A second hornet nest has been found in the state of Washington according to local officials. In a Facebook post, the Washington State Department of Agriculture announced that their ground team discovered the nest in the northeast of the state.
“The second Asian giant hornet nest of 2021 has been eradicated. It had four combs. Our team did an incredible job today,” the post says.
This marks the second time this year and the third time in 2 years that an Asian Giant Hornet nest has been discovered in Whatcom County.
Just like its cousin, the Asian hornet (Vespa velutina), the giant hornet, also from Asia, is the nightmare of beekeepers, since it is a formidable bee killer.
Native to Asia (China, Japan, India, Burma, South Korea, Cambodia, Laos, Thailand, and Vietnam), the Asian giant hornet was first described by Frederick Smith, a British Hymenoptera entomologist, in the 1850s.
It is difficult to miss the giant Asian hornet or to confuse it with the Asian hornet because of its imposing size: 2.5 to 4cm for a worker and 5cm or even more for a queen with more than 7cm of wingspan when it deploys its wings.

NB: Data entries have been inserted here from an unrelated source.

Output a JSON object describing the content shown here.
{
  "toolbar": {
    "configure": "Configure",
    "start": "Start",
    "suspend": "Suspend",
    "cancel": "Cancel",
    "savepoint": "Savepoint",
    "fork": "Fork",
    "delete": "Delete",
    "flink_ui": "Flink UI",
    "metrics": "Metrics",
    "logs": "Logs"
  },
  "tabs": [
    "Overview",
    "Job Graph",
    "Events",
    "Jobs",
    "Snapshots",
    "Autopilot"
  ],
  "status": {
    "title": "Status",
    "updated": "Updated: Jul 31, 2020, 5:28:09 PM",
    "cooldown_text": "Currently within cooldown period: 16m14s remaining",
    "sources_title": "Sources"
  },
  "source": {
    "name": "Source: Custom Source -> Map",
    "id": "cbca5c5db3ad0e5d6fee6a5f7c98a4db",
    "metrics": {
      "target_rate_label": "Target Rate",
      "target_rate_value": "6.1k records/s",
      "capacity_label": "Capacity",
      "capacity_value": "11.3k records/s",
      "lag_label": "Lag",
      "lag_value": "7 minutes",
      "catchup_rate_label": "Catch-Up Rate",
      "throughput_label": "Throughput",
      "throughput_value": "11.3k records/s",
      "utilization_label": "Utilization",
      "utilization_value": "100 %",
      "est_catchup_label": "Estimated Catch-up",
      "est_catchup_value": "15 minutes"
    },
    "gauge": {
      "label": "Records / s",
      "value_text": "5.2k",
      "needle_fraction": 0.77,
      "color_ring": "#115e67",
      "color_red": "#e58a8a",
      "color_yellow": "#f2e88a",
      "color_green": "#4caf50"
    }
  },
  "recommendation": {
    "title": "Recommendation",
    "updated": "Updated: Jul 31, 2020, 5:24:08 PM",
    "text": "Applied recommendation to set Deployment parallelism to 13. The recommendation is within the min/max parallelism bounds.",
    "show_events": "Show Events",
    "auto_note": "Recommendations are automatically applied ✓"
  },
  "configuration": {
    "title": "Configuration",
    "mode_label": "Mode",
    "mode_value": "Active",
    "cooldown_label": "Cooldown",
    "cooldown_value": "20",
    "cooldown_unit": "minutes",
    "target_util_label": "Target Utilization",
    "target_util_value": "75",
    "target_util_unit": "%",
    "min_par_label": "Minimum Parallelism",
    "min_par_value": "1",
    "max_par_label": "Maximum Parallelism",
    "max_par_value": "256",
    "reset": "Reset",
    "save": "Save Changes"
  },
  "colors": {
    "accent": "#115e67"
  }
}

Its large head, orange and black, is topped with brown antennae bearing orange scales and a pair of dark, almost black eyes. Large dark-toothed mandibles characterize this giant hornet and serve as a boring and strangling tool. Finally, a stinger of more than half a centimeter allows it to sting its prey or enemies.
Its abdomen is streaked with alternating orange and black bands, with a dark brown thorax marked by a sharp midline. Its legs are brown and the forelegs have very dark tarsi.
The giant hornet lives in nests dug in the ground up to 50cm deep but the colony can also settle in a tree hole, a building, or a hive that the giant hornets would have attacked.
Their flight can be noisy due to the clicking of their mandibles at the same time as their wing beats.
Giant hornets breed in the fall at the entrance to the nest.
Giant hornets are formidable predators of bees (Apis mellifera) that they attack in large numbers, catching them in flight, killing them with their mandibles to bring them back to their nests to feed the larvae. The whole beehive can be killed in a few minutes.
To date, we do not know of any predator, apart from a Japanese species that suffocate it in heat by gathering densely around it while flapping its wings, but we are far from a fair balance of power on a large scale.
Vanessa is originally from the Ukraine. She has been living in Florida for the last 10 years. She holds a Bachelor’s degree in English from the University of Central Florida and a Master’s degree in Technical Writing from the University of South Florida. She covers mostly health and health-related issues for the Scientific Origin.